[CV] [webpage]

Ethan Lewis

Ethan Lewis has been an economist in the research department of the Federal Reserve Bank of Philadelphia since 2003 and will become an Assistant Professor at Dartmouth College starting in the summer of 2006. A major of aim of his research is to understand how local labor markets adjust to changes in the skills of their workers, particularly changes induced by inflows of foreign workers. Recent studies include an investigation of how inflows of less-skilled workers have affected the adoption of automation technologies by U.S. manufacturing plants (“Immigration, Skill Mix, and the Choice of Technique”), and an investigation of how local labor markets have adjusted to a surge in Mexican immigration during the 1990s (“The Diffusion of Mexican Immigrants in the 1990s: Patterns and Impacts” with David Card). Ethan also studies the U.S. education system. Research currently underway (with Elizabeth Cascio, Nora Gordon, and Sarah Reber) examines the effect of large federal grants for compensatory education on school desegregation and school finance during the 1960s.
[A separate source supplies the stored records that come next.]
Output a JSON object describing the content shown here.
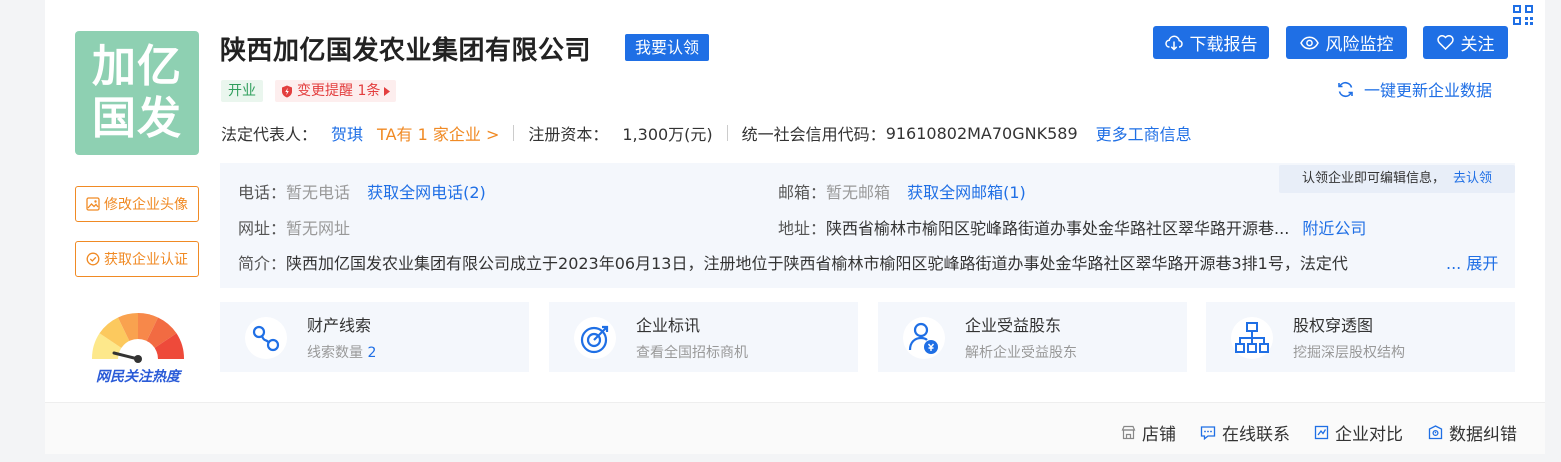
{
  "company": {
    "logo_text_line1": "加亿",
    "logo_text_line2": "国发",
    "name": "陕西加亿国发农业集团有限公司",
    "claim_label": "我要认领",
    "status_tag": "开业",
    "change_alert": "变更提醒 1条"
  },
  "side": {
    "edit_avatar": "修改企业头像",
    "get_cert": "获取企业认证",
    "heat_label": "网民关注热度"
  },
  "info": {
    "legal_rep_label": "法定代表人：",
    "legal_rep_name": "贺琪",
    "ta_link": "TA有 1 家企业 >",
    "capital_label": "注册资本：",
    "capital_value": "1,300万(元)",
    "credit_label": "统一社会信用代码：",
    "credit_value": "91610802MA70GNK589",
    "more_link": "更多工商信息"
  },
  "actions": {
    "download": "下载报告",
    "monitor": "风险监控",
    "follow": "关注",
    "refresh": "一键更新企业数据"
  },
  "contact": {
    "phone_label": "电话：",
    "phone_value": "暂无电话",
    "phone_link": "获取全网电话(2)",
    "email_label": "邮箱：",
    "email_value": "暂无邮箱",
    "email_link": "获取全网邮箱(1)",
    "website_label": "网址：",
    "website_value": "暂无网址",
    "address_label": "地址：",
    "address_value": "陕西省榆林市榆阳区驼峰路街道办事处金华路社区翠华路开源巷...",
    "address_link": "附近公司",
    "intro_label": "简介：",
    "intro_value": "陕西加亿国发农业集团有限公司成立于2023年06月13日，注册地位于陕西省榆林市榆阳区驼峰路街道办事处金华路社区翠华路开源巷3排1号，法定代",
    "intro_more": "... 展开",
    "tooltip_text": "认领企业即可编辑信息，",
    "tooltip_link": "去认领"
  },
  "features": [
    {
      "title": "财产线索",
      "sub_prefix": "线索数量 ",
      "sub_value": "2"
    },
    {
      "title": "企业标讯",
      "sub_prefix": "查看全国招标商机",
      "sub_value": ""
    },
    {
      "title": "企业受益股东",
      "sub_prefix": "解析企业受益股东",
      "sub_value": ""
    },
    {
      "title": "股权穿透图",
      "sub_prefix": "挖掘深层股权结构",
      "sub_value": ""
    }
  ],
  "footer": {
    "shop": "店铺",
    "online": "在线联系",
    "compare": "企业对比",
    "correct": "数据纠错"
  },
  "colors": {
    "accent": "#1f6fe5",
    "orange": "#f08a24",
    "logo_bg": "#8ed0b2",
    "alert_red": "#e33e3e",
    "open_green": "#2f9e5c"
  }
}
Ethan received his doctoral degree from the University of California, Berkeley in 2003.